Some examples of oral sensory activities are, blowing bubbles or sucking on ice cubes.

Vestibular sensory play – involves movement and balance. This is the very first sensory system that develops and is likened to the brains ‘traffic controller’, for the different sensory information it receives. Vestibular input can assist to alert and calm our minds, movement can impact the way we feel therefore movement can impact behaviour. In my teaching days I used to say “Ok, let’s get our sillies out!” We would have a wiggle, jump on the spot, roll our head around, just enough movement to gain some sensory input through movement to calm busy minds.

Some vestibular sensory play activities are swings, dancing, hanging from monkey bars, yoga, playing on an obstacle course

Proprioceptive activities – involves providing intense input to the muscles and joints. It provides us with a sense of body awareness. The proprioceptive system also has an important regulatory role in sensory processing as proprioceptive input can assist in controlling responses to sensory stimuli.

Some proprioceptive sensory play activities are, jumping on a trampoline, wheelbarrow races, punching or kicking a punching bag.

The benefits of sensory play

Sensory play is crucial to brain development as it assists in making strong connections to the environment. Each new experience that a child has with one of their senses works to build nerve connections that help grow the foundation of the brain. Our senses provide information that we use every day without even thinking. For example, I can walk into a restaurant without really taking much notice of how many people are there, how bright the lights are, the noise from the kitchen and people moving and talking. My senses have developed over time to train my brain to interpret information in my environment.

For children with sensory struggles or a diagnosis like autism, the ability to react and interpret their senses isn’t just something that naturally develops.

Sensory play is crucial for brain development and has many amazing benefits.

- It can help to support language development

- Develop motor skills

- Encourages learning through exploration

- Supports curiosity

- Develops problem solving skills

- Promotes creativity

- Supports aversions to sensory stimuli

- Builds cognitive skills and helps us to learn about our world

Providing opportunities for children to engage their senses through play is beneficial to both sensory seekers and sensory avoiders. Blowing watercolors through a straw to satisfy the oral and visual senses, using pots and pans to make music to tune into the auditory system, engaging in gross motor play to wake up the vestibular and proprioceptive sensory systems.
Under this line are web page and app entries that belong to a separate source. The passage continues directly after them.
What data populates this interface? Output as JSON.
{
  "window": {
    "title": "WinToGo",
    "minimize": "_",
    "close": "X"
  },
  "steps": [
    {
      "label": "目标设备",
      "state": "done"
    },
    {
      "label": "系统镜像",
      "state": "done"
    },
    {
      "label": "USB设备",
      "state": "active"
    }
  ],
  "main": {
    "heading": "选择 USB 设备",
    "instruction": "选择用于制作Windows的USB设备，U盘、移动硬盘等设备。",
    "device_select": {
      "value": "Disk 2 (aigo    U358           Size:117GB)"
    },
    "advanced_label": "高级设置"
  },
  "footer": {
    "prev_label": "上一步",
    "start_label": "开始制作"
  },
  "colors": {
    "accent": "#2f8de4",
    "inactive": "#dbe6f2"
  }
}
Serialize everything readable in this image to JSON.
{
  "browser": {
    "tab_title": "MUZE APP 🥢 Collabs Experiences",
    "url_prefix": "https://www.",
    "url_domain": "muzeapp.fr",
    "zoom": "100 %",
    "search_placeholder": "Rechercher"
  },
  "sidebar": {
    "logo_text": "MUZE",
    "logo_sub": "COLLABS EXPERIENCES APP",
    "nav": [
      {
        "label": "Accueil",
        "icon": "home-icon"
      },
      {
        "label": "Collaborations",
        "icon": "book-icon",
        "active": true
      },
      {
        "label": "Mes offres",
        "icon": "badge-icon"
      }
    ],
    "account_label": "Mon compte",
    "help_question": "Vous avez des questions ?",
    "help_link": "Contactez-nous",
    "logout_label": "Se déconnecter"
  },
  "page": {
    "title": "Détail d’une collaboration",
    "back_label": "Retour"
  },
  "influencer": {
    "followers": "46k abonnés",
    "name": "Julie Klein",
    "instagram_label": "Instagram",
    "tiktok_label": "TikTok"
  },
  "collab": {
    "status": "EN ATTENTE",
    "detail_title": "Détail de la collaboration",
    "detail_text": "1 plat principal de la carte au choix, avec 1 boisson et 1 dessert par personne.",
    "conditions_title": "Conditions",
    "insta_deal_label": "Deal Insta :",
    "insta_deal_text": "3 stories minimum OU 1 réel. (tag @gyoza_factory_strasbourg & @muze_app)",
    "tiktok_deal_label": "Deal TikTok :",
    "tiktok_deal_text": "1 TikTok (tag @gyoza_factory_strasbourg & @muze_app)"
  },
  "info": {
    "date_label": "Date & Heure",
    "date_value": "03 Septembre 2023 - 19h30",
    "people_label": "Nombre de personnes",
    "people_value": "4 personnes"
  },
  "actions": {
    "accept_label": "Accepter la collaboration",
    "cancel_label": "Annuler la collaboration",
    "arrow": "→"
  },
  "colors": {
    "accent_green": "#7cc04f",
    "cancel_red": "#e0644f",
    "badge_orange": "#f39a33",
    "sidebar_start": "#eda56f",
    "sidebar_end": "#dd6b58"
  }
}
Never underestimate the power of play and purposely tuning into the senses to both elevate and calm down behaviour